Child Tax Credit (“CTC”) payments had an immediate impact on children and families, as we discussed in our prior blog posts here and here. For many, the CTC was a lifeline for affording basic needs like food, rent, and clothing.

Research confirms that the Child Tax Credit is essential to end childhood hunger and poverty. In fact, a study published in JAMA Network on October 21, 20221 titled “Association of the Expiration of Child Tax Credit Advance Payments with Food Insufficiency in US Households” conclude that food insufficiency increased substantially between January and July after the expiration of the monthly Child Tax Credits on January 15, 2022. They found a nearly 25% increase in food insufficiency, impacting Black, Hispanic and Indigenous families the most.

To measure the impact of the CTC, researchers conducted a cross-sectional study and analyzed US Census data of nearly 600,000 families from July 2021 to July 2022. Low-income households saw the largest increase in food insufficiency after the expiration of the monthly payments, underscoring the importance these credits had for keeping food on the table and reducing childhood poverty.

The conclusion of the study is worth repeating here:

The findings of this study suggest that there was an increase in food insufficiency among households with children after they stopped receiving monthly CTC payments. Given the well-documented associations between inability to afford food and poor health outcomes across the life span, Congress should consider swift action to reinstate this policy.

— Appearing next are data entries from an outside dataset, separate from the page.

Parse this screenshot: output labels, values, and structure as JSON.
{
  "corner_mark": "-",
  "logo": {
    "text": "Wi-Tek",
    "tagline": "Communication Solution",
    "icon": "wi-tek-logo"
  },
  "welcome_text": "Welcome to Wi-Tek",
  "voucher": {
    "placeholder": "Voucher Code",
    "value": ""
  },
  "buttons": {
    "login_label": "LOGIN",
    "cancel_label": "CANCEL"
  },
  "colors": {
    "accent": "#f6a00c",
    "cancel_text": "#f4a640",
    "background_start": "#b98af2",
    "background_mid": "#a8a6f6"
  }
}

The CTC, though not designed to be a nutrition program, allowed families to keep food on the table, the most basic of human needs.

Another study from the Brookings Institute, titled “The Impacts of the 2021 Expanded Child Tax Credit on Family Employment, Nutrition, and Financial Well-being”, reiterates the positive impacts of the CTC on child and family well-being. Researchers found, among other things, that:

  • The expanded CTC significantly improved financial security of eligible families.
  • The expanded CTC significantly improved food security and healthy eating among those eligible.
  • Around 70% of CTC recipients who were negatively impacted by inflation said the CTC payments helped them better manage higher prices.
  • The monthly CTC allowed families of color to make significant investments in their children’s long-term educational outcomes (Black, Hispanic and other non-white households were more likely to use the CTC for childcare and education expenses).

The CTC, which was temporarily expanded and increased by the American Rescue Plan Act for tax year 2021, provided up to $3600 per child under age 6 and $3000 per child up to age 17. The expansion also made the tax credit fully refundable and provided half of the credit in monthly payments for the first six months. It proved to be a significant down-payment on ending childhood poverty. In other words, the expanded CTC works. It kept children fed, housed, safe, ready for school, and improved their overall wellbeing.

Of any policy we work on to improve the lives of children, the CTC, perhaps, is the most significant. In the words of our founder, Marian Wright Edelman, “If we don’t stand up for children, then we don’t stand for much.”

That is why we are working hard to stand up for children and pass a permanent and inclusive child allowance to ensure that families can make ends meet and take care of their children.